- _Requirement_
Write the records out once more, exactly as they are given.

◆ ◆ ◆ ◆ ◆ ◆ ◆

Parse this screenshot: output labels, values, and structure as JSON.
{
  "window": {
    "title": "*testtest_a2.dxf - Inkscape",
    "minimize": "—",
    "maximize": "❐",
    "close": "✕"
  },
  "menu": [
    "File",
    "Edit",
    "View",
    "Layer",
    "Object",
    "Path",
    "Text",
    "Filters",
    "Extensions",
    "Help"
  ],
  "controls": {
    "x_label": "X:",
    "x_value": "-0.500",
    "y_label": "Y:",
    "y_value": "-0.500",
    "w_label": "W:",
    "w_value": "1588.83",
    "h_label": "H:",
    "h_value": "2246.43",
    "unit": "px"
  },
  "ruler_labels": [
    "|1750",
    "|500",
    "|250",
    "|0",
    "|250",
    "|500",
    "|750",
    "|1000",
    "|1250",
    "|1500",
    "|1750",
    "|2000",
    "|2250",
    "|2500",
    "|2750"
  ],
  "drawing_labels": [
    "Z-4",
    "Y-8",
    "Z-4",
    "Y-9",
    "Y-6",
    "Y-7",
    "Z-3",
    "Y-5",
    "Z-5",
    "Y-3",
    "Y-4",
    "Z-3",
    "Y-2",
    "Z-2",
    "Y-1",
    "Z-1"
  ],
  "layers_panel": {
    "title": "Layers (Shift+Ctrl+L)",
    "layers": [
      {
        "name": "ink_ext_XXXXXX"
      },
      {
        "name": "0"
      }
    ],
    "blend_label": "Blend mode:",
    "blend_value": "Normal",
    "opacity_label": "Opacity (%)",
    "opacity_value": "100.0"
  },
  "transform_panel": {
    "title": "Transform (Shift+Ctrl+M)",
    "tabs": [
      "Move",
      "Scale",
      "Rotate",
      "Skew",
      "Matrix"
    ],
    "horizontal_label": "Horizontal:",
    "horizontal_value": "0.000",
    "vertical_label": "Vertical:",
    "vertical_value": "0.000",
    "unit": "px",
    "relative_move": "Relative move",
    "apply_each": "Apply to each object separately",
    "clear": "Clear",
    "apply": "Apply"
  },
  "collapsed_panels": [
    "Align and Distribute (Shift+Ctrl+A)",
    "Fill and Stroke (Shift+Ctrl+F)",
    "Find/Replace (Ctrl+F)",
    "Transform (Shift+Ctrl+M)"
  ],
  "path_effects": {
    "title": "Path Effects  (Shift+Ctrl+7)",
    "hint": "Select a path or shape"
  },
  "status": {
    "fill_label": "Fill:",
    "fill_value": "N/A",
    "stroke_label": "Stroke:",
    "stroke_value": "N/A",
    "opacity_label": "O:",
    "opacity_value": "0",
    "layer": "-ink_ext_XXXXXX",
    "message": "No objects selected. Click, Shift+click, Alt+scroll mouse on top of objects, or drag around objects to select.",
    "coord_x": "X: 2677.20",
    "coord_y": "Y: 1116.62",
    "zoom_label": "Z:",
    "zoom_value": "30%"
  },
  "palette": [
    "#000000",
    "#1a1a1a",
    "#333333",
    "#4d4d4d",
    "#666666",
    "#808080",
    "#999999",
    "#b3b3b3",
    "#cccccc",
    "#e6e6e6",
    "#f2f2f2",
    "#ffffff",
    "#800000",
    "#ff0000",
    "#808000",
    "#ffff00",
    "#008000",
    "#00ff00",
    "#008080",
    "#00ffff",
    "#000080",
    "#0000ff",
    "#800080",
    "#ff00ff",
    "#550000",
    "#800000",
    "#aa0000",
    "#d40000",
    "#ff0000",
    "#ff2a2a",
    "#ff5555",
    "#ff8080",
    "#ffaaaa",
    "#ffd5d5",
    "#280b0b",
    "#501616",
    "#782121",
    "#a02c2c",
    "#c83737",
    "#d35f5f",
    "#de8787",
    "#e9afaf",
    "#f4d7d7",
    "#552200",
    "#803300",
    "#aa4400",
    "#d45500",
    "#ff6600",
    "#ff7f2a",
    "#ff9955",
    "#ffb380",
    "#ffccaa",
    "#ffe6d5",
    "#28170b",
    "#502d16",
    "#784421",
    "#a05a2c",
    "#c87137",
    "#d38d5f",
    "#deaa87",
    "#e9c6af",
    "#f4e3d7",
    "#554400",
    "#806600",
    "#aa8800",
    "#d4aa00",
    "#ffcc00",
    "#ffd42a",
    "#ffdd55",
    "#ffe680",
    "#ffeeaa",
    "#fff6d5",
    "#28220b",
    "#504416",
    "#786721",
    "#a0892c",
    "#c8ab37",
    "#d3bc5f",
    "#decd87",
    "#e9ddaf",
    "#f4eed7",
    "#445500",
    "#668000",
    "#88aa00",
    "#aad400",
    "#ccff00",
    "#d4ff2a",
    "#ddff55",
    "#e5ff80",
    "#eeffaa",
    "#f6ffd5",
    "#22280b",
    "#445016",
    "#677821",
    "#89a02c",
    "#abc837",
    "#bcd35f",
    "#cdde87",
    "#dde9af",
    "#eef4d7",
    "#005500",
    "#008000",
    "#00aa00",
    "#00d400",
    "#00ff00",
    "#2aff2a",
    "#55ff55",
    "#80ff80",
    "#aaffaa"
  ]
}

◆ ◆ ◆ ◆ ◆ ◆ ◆

- _Solution_
Parse this screenshot: output labels, values, and structure as JSON.
{
  "window": {
    "title": "*testtest_a2.dxf - Inkscape",
    "minimize": "—",
    "maximize": "❐",
    "close": "✕"
  },
  "menu": [
    "File",
    "Edit",
    "View",
    "Layer",
    "Object",
    "Path",
    "Text",
    "Filters",
    "Extensions",
    "Help"
  ],
  "controls": {
    "x_label": "X:",
    "x_value": "-0.500",
    "y_label": "Y:",
    "y_value": "-0.500",
    "w_label": "W:",
    "w_value": "1588.83",
    "h_label": "H:",
    "h_value": "2246.43",
    "unit": "px"
  },
  "ruler_labels": [
    "|1750",
    "|500",
    "|250",
    "|0",
    "|250",
    "|500",
    "|750",
    "|1000",
    "|1250",
    "|1500",
    "|1750",
    "|2000",
    "|2250",
    "|2500",
    "|2750"
  ],
  "drawing_labels": [
    "Z-4",
    "Y-8",
    "Z-4",
    "Y-9",
    "Y-6",
    "Y-7",
    "Z-3",
    "Y-5",
    "Z-5",
    "Y-3",
    "Y-4",
    "Z-3",
    "Y-2",
    "Z-2",
    "Y-1",
    "Z-1"
  ],
  "layers_panel": {
    "title": "Layers (Shift+Ctrl+L)",
    "layers": [
      {
        "name": "ink_ext_XXXXXX"
      },
      {
        "name": "0"
      }
    ],
    "blend_label": "Blend mode:",
    "blend_value": "Normal",
    "opacity_label": "Opacity (%)",
    "opacity_value": "100.0"
  },
  "transform_panel": {
    "title": "Transform (Shift+Ctrl+M)",
    "tabs": [
      "Move",
      "Scale",
      "Rotate",
      "Skew",
      "Matrix"
    ],
    "horizontal_label": "Horizontal:",
    "horizontal_value": "0.000",
    "vertical_label": "Vertical:",
    "vertical_value": "0.000",
    "unit": "px",
    "relative_move": "Relative move",
    "apply_each": "Apply to each object separately",
    "clear": "Clear",
    "apply": "Apply"
  },
  "collapsed_panels": [
    "Align and Distribute (Shift+Ctrl+A)",
    "Fill and Stroke (Shift+Ctrl+F)",
    "Find/Replace (Ctrl+F)",
    "Transform (Shift+Ctrl+M)"
  ],
  "path_effects": {
    "title": "Path Effects  (Shift+Ctrl+7)",
    "hint": "Select a path or shape"
  },
  "status": {
    "fill_label": "Fill:",
    "fill_value": "N/A",
    "stroke_label": "Stroke:",
    "stroke_value": "N/A",
    "opacity_label": "O:",
    "opacity_value": "0",
    "layer": "-ink_ext_XXXXXX",
    "message": "No objects selected. Click, Shift+click, Alt+scroll mouse on top of objects, or drag around objects to select.",
    "coord_x": "X: 2677.20",
    "coord_y": "Y: 1116.62",
    "zoom_label": "Z:",
    "zoom_value": "30%"
  },
  "palette": [
    "#000000",
    "#1a1a1a",
    "#333333",
    "#4d4d4d",
    "#666666",
    "#808080",
    "#999999",
    "#b3b3b3",
    "#cccccc",
    "#e6e6e6",
    "#f2f2f2",
    "#ffffff",
    "#800000",
    "#ff0000",
    "#808000",
    "#ffff00",
    "#008000",
    "#00ff00",
    "#008080",
    "#00ffff",
    "#000080",
    "#0000ff",
    "#800080",
    "#ff00ff",
    "#550000",
    "#800000",
    "#aa0000",
    "#d40000",
    "#ff0000",
    "#ff2a2a",
    "#ff5555",
    "#ff8080",
    "#ffaaaa",
    "#ffd5d5",
    "#280b0b",
    "#501616",
    "#782121",
    "#a02c2c",
    "#c83737",
    "#d35f5f",
    "#de8787",
    "#e9afaf",
    "#f4d7d7",
    "#552200",
    "#803300",
    "#aa4400",
    "#d45500",
    "#ff6600",
    "#ff7f2a",
    "#ff9955",
    "#ffb380",
    "#ffccaa",
    "#ffe6d5",
    "#28170b",
    "#502d16",
    "#784421",
    "#a05a2c",
    "#c87137",
    "#d38d5f",
    "#deaa87",
    "#e9c6af",
    "#f4e3d7",
    "#554400",
    "#806600",
    "#aa8800",
    "#d4aa00",
    "#ffcc00",
    "#ffd42a",
    "#ffdd55",
    "#ffe680",
    "#ffeeaa",
    "#fff6d5",
    "#28220b",
    "#504416",
    "#786721",
    "#a0892c",
    "#c8ab37",
    "#d3bc5f",
    "#decd87",
    "#e9ddaf",
    "#f4eed7",
    "#445500",
    "#668000",
    "#88aa00",
    "#aad400",
    "#ccff00",
    "#d4ff2a",
    "#ddff55",
    "#e5ff80",
    "#eeffaa",
    "#f6ffd5",
    "#22280b",
    "#445016",
    "#677821",
    "#89a02c",
    "#abc837",
    "#bcd35f",
    "#cdde87",
    "#dde9af",
    "#eef4d7",
    "#005500",
    "#008000",
    "#00aa00",
    "#00d400",
    "#00ff00",
    "#2aff2a",
    "#55ff55",
    "#80ff80",
    "#aaffaa"
  ]
}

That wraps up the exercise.